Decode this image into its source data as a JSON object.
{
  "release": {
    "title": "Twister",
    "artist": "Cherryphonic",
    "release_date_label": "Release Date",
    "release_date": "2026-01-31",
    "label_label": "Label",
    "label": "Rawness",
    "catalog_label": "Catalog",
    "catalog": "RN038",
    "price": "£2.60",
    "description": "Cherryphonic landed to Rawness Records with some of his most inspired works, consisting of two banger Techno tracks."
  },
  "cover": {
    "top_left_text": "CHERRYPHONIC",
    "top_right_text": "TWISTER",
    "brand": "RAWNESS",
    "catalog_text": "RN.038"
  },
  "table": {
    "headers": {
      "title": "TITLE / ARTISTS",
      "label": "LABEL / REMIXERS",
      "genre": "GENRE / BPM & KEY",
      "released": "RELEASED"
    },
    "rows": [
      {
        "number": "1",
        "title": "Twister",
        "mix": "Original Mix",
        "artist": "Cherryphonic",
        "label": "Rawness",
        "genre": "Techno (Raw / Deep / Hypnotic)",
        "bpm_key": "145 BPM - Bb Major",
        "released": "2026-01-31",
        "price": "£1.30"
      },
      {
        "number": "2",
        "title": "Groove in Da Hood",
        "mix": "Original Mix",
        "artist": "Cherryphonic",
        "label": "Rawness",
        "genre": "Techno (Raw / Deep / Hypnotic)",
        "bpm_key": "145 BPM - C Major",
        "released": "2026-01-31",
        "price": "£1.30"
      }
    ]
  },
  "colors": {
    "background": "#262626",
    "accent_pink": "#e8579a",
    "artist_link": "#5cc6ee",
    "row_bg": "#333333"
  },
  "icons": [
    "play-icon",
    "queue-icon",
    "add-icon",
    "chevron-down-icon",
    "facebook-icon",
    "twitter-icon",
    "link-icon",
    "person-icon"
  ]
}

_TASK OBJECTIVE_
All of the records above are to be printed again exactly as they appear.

_RESULT_
Decode this image into its source data as a JSON object.
{
  "release": {
    "title": "Twister",
    "artist": "Cherryphonic",
    "release_date_label": "Release Date",
    "release_date": "2026-01-31",
    "label_label": "Label",
    "label": "Rawness",
    "catalog_label": "Catalog",
    "catalog": "RN038",
    "price": "£2.60",
    "description": "Cherryphonic landed to Rawness Records with some of his most inspired works, consisting of two banger Techno tracks."
  },
  "cover": {
    "top_left_text": "CHERRYPHONIC",
    "top_right_text": "TWISTER",
    "brand": "RAWNESS",
    "catalog_text": "RN.038"
  },
  "table": {
    "headers": {
      "title": "TITLE / ARTISTS",
      "label": "LABEL / REMIXERS",
      "genre": "GENRE / BPM & KEY",
      "released": "RELEASED"
    },
    "rows": [
      {
        "number": "1",
        "title": "Twister",
        "mix": "Original Mix",
        "artist": "Cherryphonic",
        "label": "Rawness",
        "genre": "Techno (Raw / Deep / Hypnotic)",
        "bpm_key": "145 BPM - Bb Major",
        "released": "2026-01-31",
        "price": "£1.30"
      },
      {
        "number": "2",
        "title": "Groove in Da Hood",
        "mix": "Original Mix",
        "artist": "Cherryphonic",
        "label": "Rawness",
        "genre": "Techno (Raw / Deep / Hypnotic)",
        "bpm_key": "145 BPM - C Major",
        "released": "2026-01-31",
        "price": "£1.30"
      }
    ]
  },
  "colors": {
    "background": "#262626",
    "accent_pink": "#e8579a",
    "artist_link": "#5cc6ee",
    "row_bg": "#333333"
  },
  "icons": [
    "play-icon",
    "queue-icon",
    "add-icon",
    "chevron-down-icon",
    "facebook-icon",
    "twitter-icon",
    "link-icon",
    "person-icon"
  ]
}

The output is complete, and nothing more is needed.